WORK INSTRUCTION :: For each line below with the word "value", write out a copy.

+++

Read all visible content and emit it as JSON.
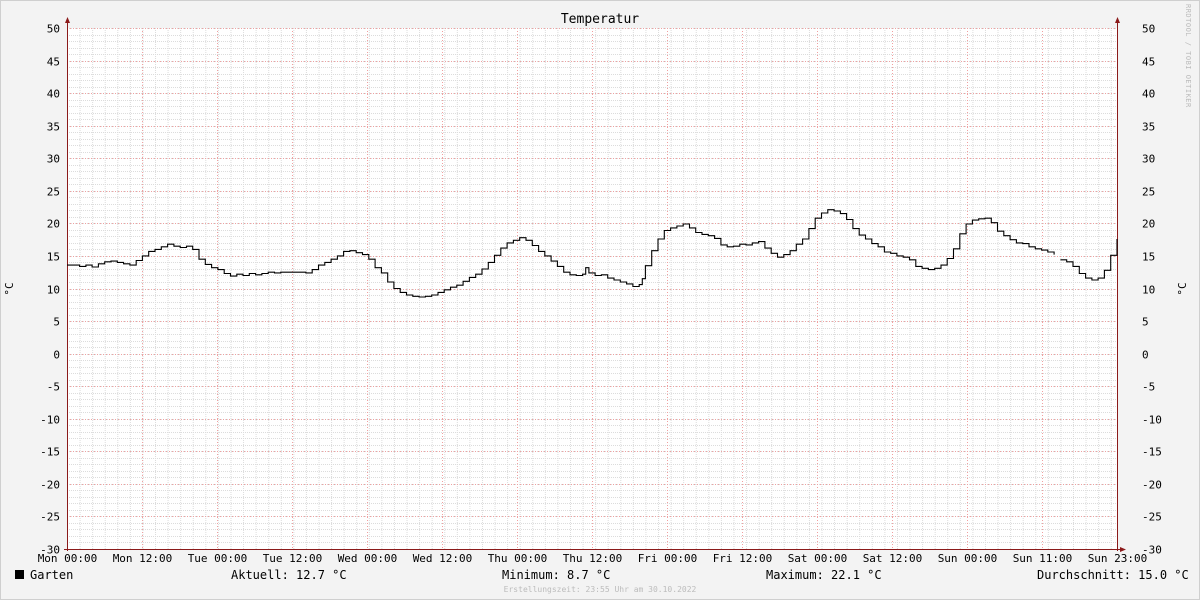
{
  "chart_data": {
    "type": "line",
    "title": "Temperatur",
    "ylabel": "°C",
    "ylim": [
      -30,
      50
    ],
    "yticks": [
      50,
      45,
      40,
      35,
      30,
      25,
      20,
      15,
      10,
      5,
      0,
      -5,
      -10,
      -15,
      -20,
      -25,
      -30
    ],
    "xtick_labels": [
      "Mon 00:00",
      "Mon 12:00",
      "Tue 00:00",
      "Tue 12:00",
      "Wed 00:00",
      "Wed 12:00",
      "Thu 00:00",
      "Thu 12:00",
      "Fri 00:00",
      "Fri 12:00",
      "Sat 00:00",
      "Sat 12:00",
      "Sun 00:00",
      "Sun 11:00",
      "Sun 23:00"
    ],
    "x_unit": "hours since Mon 00:00",
    "xlim": [
      0,
      167
    ],
    "grid": true,
    "legend_position": "bottom-left",
    "series": [
      {
        "name": "Garten",
        "color": "#000000",
        "segments": [
          [
            [
              0,
              13.6
            ],
            [
              2,
              13.4
            ],
            [
              3,
              13.6
            ],
            [
              4,
              13.3
            ],
            [
              5,
              13.8
            ],
            [
              6,
              14.1
            ],
            [
              7,
              14.2
            ],
            [
              8,
              14.0
            ],
            [
              9,
              13.8
            ],
            [
              10,
              13.6
            ],
            [
              11,
              14.3
            ],
            [
              12,
              15.0
            ],
            [
              13,
              15.7
            ],
            [
              14,
              16.0
            ],
            [
              15,
              16.4
            ],
            [
              16,
              16.8
            ],
            [
              17,
              16.5
            ],
            [
              18,
              16.3
            ],
            [
              19,
              16.5
            ],
            [
              20,
              16.0
            ],
            [
              21,
              14.5
            ],
            [
              22,
              13.7
            ],
            [
              23,
              13.2
            ],
            [
              24,
              12.9
            ],
            [
              25,
              12.3
            ],
            [
              26,
              11.9
            ],
            [
              27,
              12.2
            ],
            [
              28,
              12.0
            ],
            [
              29,
              12.3
            ],
            [
              30,
              12.1
            ],
            [
              31,
              12.3
            ],
            [
              32,
              12.5
            ],
            [
              33,
              12.4
            ],
            [
              34,
              12.5
            ],
            [
              36,
              12.5
            ],
            [
              38,
              12.4
            ],
            [
              39,
              12.9
            ],
            [
              40,
              13.6
            ],
            [
              41,
              14.0
            ],
            [
              42,
              14.5
            ],
            [
              43,
              15.0
            ],
            [
              44,
              15.7
            ],
            [
              45,
              15.8
            ],
            [
              46,
              15.5
            ],
            [
              47,
              15.2
            ],
            [
              48,
              14.5
            ],
            [
              49,
              13.2
            ],
            [
              50,
              12.4
            ],
            [
              51,
              11.0
            ],
            [
              52,
              10.0
            ],
            [
              53,
              9.4
            ],
            [
              54,
              9.0
            ],
            [
              55,
              8.8
            ],
            [
              56,
              8.7
            ],
            [
              57,
              8.8
            ],
            [
              58,
              9.0
            ],
            [
              59,
              9.4
            ],
            [
              60,
              9.8
            ],
            [
              61,
              10.2
            ],
            [
              62,
              10.5
            ],
            [
              63,
              11.1
            ],
            [
              64,
              11.7
            ],
            [
              65,
              12.2
            ],
            [
              66,
              13.0
            ],
            [
              67,
              14.0
            ],
            [
              68,
              15.1
            ],
            [
              69,
              16.2
            ],
            [
              70,
              17.0
            ],
            [
              71,
              17.4
            ],
            [
              72,
              17.8
            ],
            [
              73,
              17.4
            ],
            [
              74,
              16.6
            ],
            [
              75,
              15.7
            ],
            [
              76,
              15.0
            ],
            [
              77,
              14.2
            ],
            [
              78,
              13.4
            ],
            [
              79,
              12.5
            ],
            [
              80,
              12.1
            ],
            [
              81,
              12.0
            ],
            [
              82,
              12.2
            ],
            [
              82.5,
              13.2
            ],
            [
              83,
              12.4
            ],
            [
              84,
              12.0
            ],
            [
              85,
              12.1
            ],
            [
              86,
              11.6
            ],
            [
              87,
              11.3
            ],
            [
              88,
              11.0
            ],
            [
              89,
              10.7
            ],
            [
              90,
              10.3
            ],
            [
              91,
              10.6
            ],
            [
              91.5,
              11.5
            ],
            [
              92,
              13.5
            ],
            [
              93,
              15.8
            ],
            [
              94,
              17.6
            ],
            [
              95,
              18.9
            ],
            [
              96,
              19.3
            ],
            [
              97,
              19.6
            ],
            [
              98,
              19.9
            ],
            [
              99,
              19.3
            ],
            [
              100,
              18.6
            ],
            [
              101,
              18.3
            ],
            [
              102,
              18.1
            ],
            [
              103,
              17.7
            ],
            [
              104,
              16.7
            ],
            [
              105,
              16.4
            ],
            [
              106,
              16.5
            ],
            [
              107,
              16.8
            ],
            [
              108,
              16.7
            ],
            [
              109,
              17.0
            ],
            [
              110,
              17.2
            ],
            [
              111,
              16.2
            ],
            [
              112,
              15.4
            ],
            [
              113,
              14.8
            ],
            [
              114,
              15.2
            ],
            [
              115,
              15.8
            ],
            [
              116,
              16.8
            ],
            [
              117,
              17.6
            ],
            [
              118,
              19.2
            ],
            [
              119,
              20.8
            ],
            [
              120,
              21.6
            ],
            [
              121,
              22.1
            ],
            [
              122,
              21.9
            ],
            [
              123,
              21.5
            ],
            [
              124,
              20.6
            ],
            [
              125,
              19.2
            ],
            [
              126,
              18.2
            ],
            [
              127,
              17.6
            ],
            [
              128,
              16.9
            ],
            [
              129,
              16.4
            ],
            [
              130,
              15.6
            ],
            [
              131,
              15.4
            ],
            [
              132,
              15.0
            ],
            [
              133,
              14.8
            ],
            [
              134,
              14.4
            ],
            [
              135,
              13.4
            ],
            [
              136,
              13.1
            ],
            [
              137,
              12.9
            ],
            [
              138,
              13.1
            ],
            [
              139,
              13.6
            ],
            [
              140,
              14.6
            ],
            [
              141,
              16.1
            ],
            [
              142,
              18.4
            ],
            [
              143,
              19.9
            ],
            [
              144,
              20.5
            ],
            [
              145,
              20.7
            ],
            [
              146,
              20.8
            ],
            [
              147,
              20.1
            ],
            [
              148,
              18.8
            ],
            [
              149,
              18.1
            ],
            [
              150,
              17.5
            ],
            [
              151,
              17.0
            ],
            [
              152,
              16.9
            ],
            [
              153,
              16.4
            ],
            [
              154,
              16.1
            ],
            [
              155,
              15.9
            ],
            [
              156,
              15.6
            ],
            [
              157,
              15.2
            ]
          ],
          [
            [
              158,
              14.4
            ],
            [
              159,
              14.1
            ],
            [
              160,
              13.4
            ],
            [
              161,
              12.3
            ],
            [
              162,
              11.6
            ],
            [
              163,
              11.3
            ],
            [
              164,
              11.6
            ],
            [
              165,
              12.8
            ],
            [
              166,
              15.1
            ],
            [
              167,
              17.6
            ]
          ]
        ]
      }
    ],
    "stats": [
      {
        "label": "Aktuell:",
        "value": "12.7 °C"
      },
      {
        "label": "Minimum:",
        "value": "8.7 °C"
      },
      {
        "label": "Maximum:",
        "value": "22.1 °C"
      },
      {
        "label": "Durchschnitt:",
        "value": "15.0 °C"
      }
    ]
  },
  "legend": {
    "series_label": "Garten"
  },
  "watermark": "RRDTOOL / TOBI OETIKER",
  "footer": "Erstellungszeit: 23:55 Uhr am 30.10.2022"
}
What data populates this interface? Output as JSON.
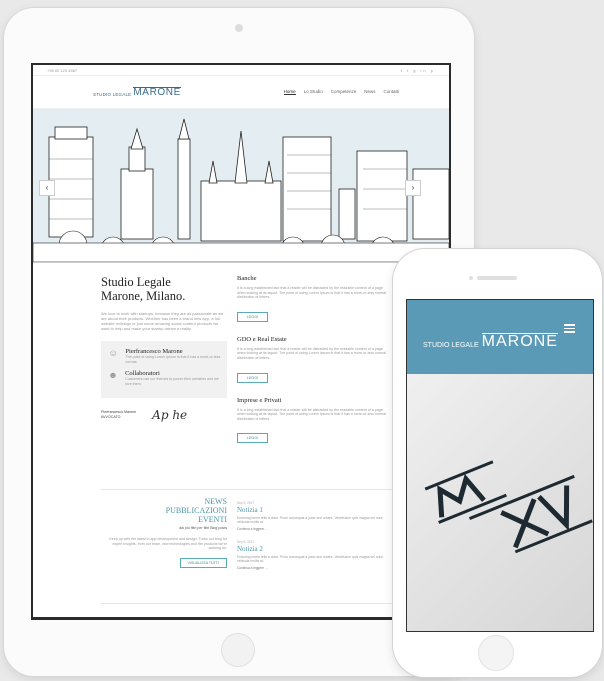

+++

WRITTEN REPLY ::
        "value": "12.7 °C"
        "value": "8.7 °C"
        "value": "22.1 °C"
        "value": "15.0 °C"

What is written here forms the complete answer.